Among those backing his campaign are Fresno Mayor Ashley Swearengin, Assembly Member (and former mayor) Jim Patterson, congressmen David Valadao, R-Hanford, and Devin Nunes, R-Tulare, and Tulare County Republican activist Laura Gadke, a former central region vice chair.

Valdez — who lost a 2010  Fresno City Council bid to Clint Olivier — is the kind of Republican that many in the party say they want to highlight. He’s Hispanic. He didn’t even learn to speak English until he was six or seven years old. He’s a self-employed insurance agent.

Eiland said he “fits that mold” of a successful minority — especially Hispanic — who has chosen to be a Republican.

Valdez grew up in Kerman in a non-political household, but as an 18-year-old, worked with conservatives and found he shared their political values and perspectives. He registered as a Republican.
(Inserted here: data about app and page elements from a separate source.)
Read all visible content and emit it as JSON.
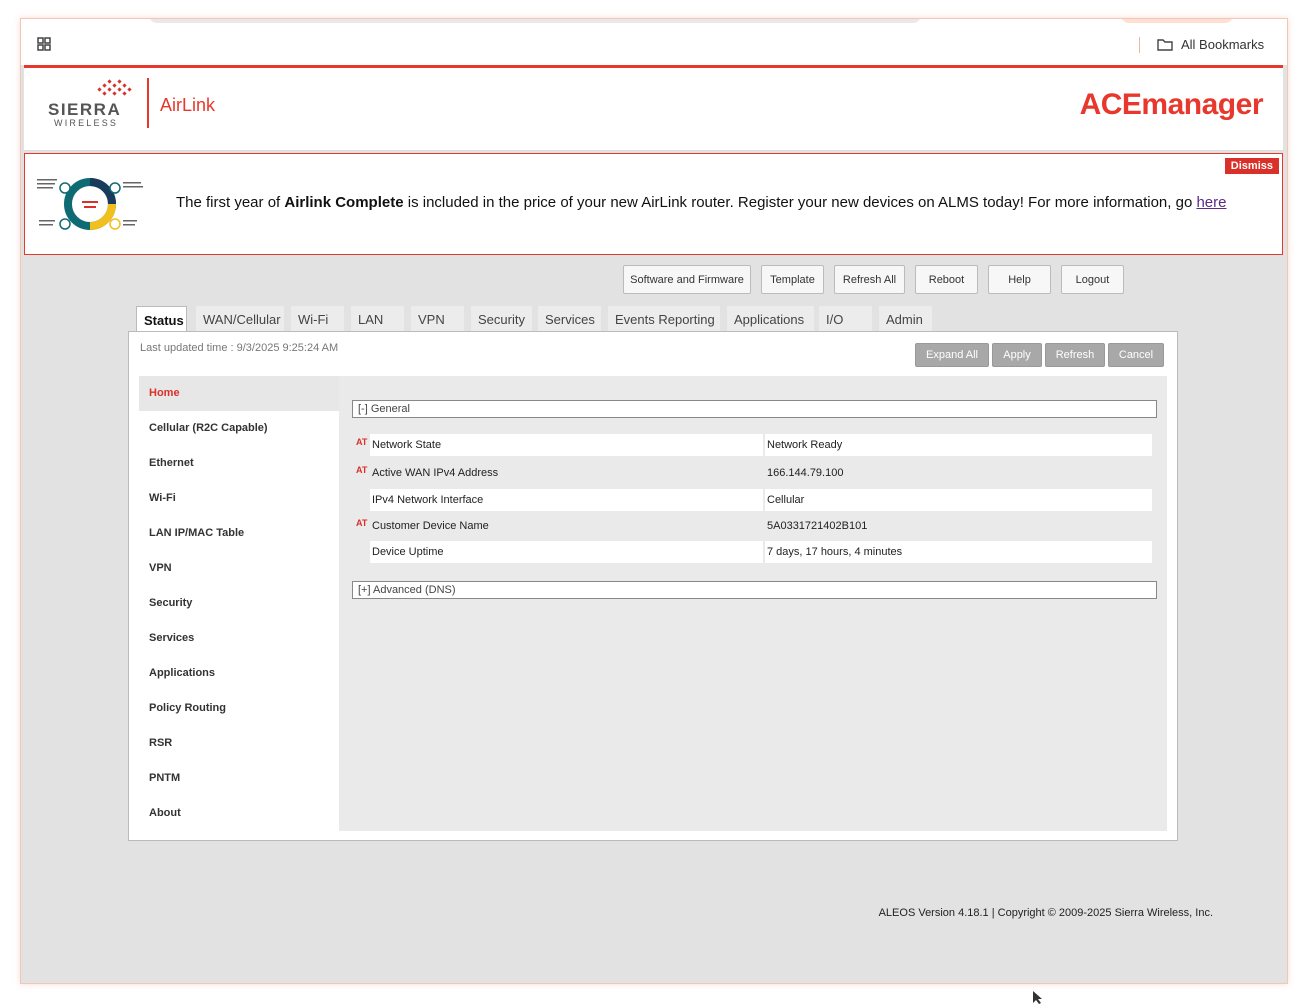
{
  "browser": {
    "bookmarks_label": "All Bookmarks"
  },
  "header": {
    "brand_sierra": "SIERRA",
    "brand_wireless": "WIRELESS",
    "brand_airlink": "AirLink",
    "app_title": "ACEmanager"
  },
  "banner": {
    "text_before": "The first year of ",
    "text_bold": "Airlink Complete",
    "text_after": " is included in the price of your new AirLink router. Register your new devices on ALMS today! For more information, go ",
    "link_text": "here",
    "dismiss_label": "Dismiss"
  },
  "top_buttons": {
    "software_firmware": "Software and Firmware",
    "template": "Template",
    "refresh_all": "Refresh All",
    "reboot": "Reboot",
    "help": "Help",
    "logout": "Logout"
  },
  "tabs": {
    "status": "Status",
    "wan": "WAN/Cellular",
    "wifi": "Wi-Fi",
    "lan": "LAN",
    "vpn": "VPN",
    "security": "Security",
    "services": "Services",
    "events": "Events Reporting",
    "applications": "Applications",
    "io": "I/O",
    "admin": "Admin"
  },
  "panel": {
    "last_updated": "Last updated time : 9/3/2025 9:25:24 AM",
    "expand_all": "Expand All",
    "apply": "Apply",
    "refresh": "Refresh",
    "cancel": "Cancel"
  },
  "side_nav": {
    "home": "Home",
    "cellular": "Cellular (R2C Capable)",
    "ethernet": "Ethernet",
    "wifi": "Wi-Fi",
    "lan_ipmac": "LAN IP/MAC Table",
    "vpn": "VPN",
    "security": "Security",
    "services": "Services",
    "applications": "Applications",
    "policy_routing": "Policy Routing",
    "rsr": "RSR",
    "pntm": "PNTM",
    "about": "About"
  },
  "general": {
    "header": "[-] General",
    "at_marker": "AT",
    "rows": [
      {
        "label": "Network State",
        "value": "Network Ready"
      },
      {
        "label": "Active WAN IPv4 Address",
        "value": "166.144.79.100"
      },
      {
        "label": "IPv4 Network Interface",
        "value": "Cellular"
      },
      {
        "label": "Customer Device Name",
        "value": "5A0331721402B101"
      },
      {
        "label": "Device Uptime",
        "value": "7 days, 17 hours, 4 minutes"
      }
    ]
  },
  "advanced": {
    "header": "[+] Advanced (DNS)"
  },
  "footer": {
    "text": "ALEOS Version 4.18.1 | Copyright © 2009-2025 Sierra Wireless, Inc."
  }
}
He’s been heavily involved in the local Republican political scene since 2008, but decided to seek the vice-chair position after the state GOP got another drubbing in last November’s election.

“I was very depressed after the November election,” Valdez says. “We’d just given the two-thirds majority (in the state Assembly and state Senate) to the Democrats. I believe in the balance of power. There has to be some balance there.”

Around Christmas, he found out that as a regional vice chair, he could have influence over party issues he feels are important — registering more Republican voters is tops, but also raising money and recruiting quality candidates.

He decided to run.

As for Eiland, the longtime Kings County GOP activist will stay active has head of the county party, but the job of a region vice chair was too much.

The GOP’s Central Valley region covers 11 counties from Kern to Sacramento.

“I had to ride both horses the last two years, and it wore me out,” she says. “It’s more than I want to handle at this time.”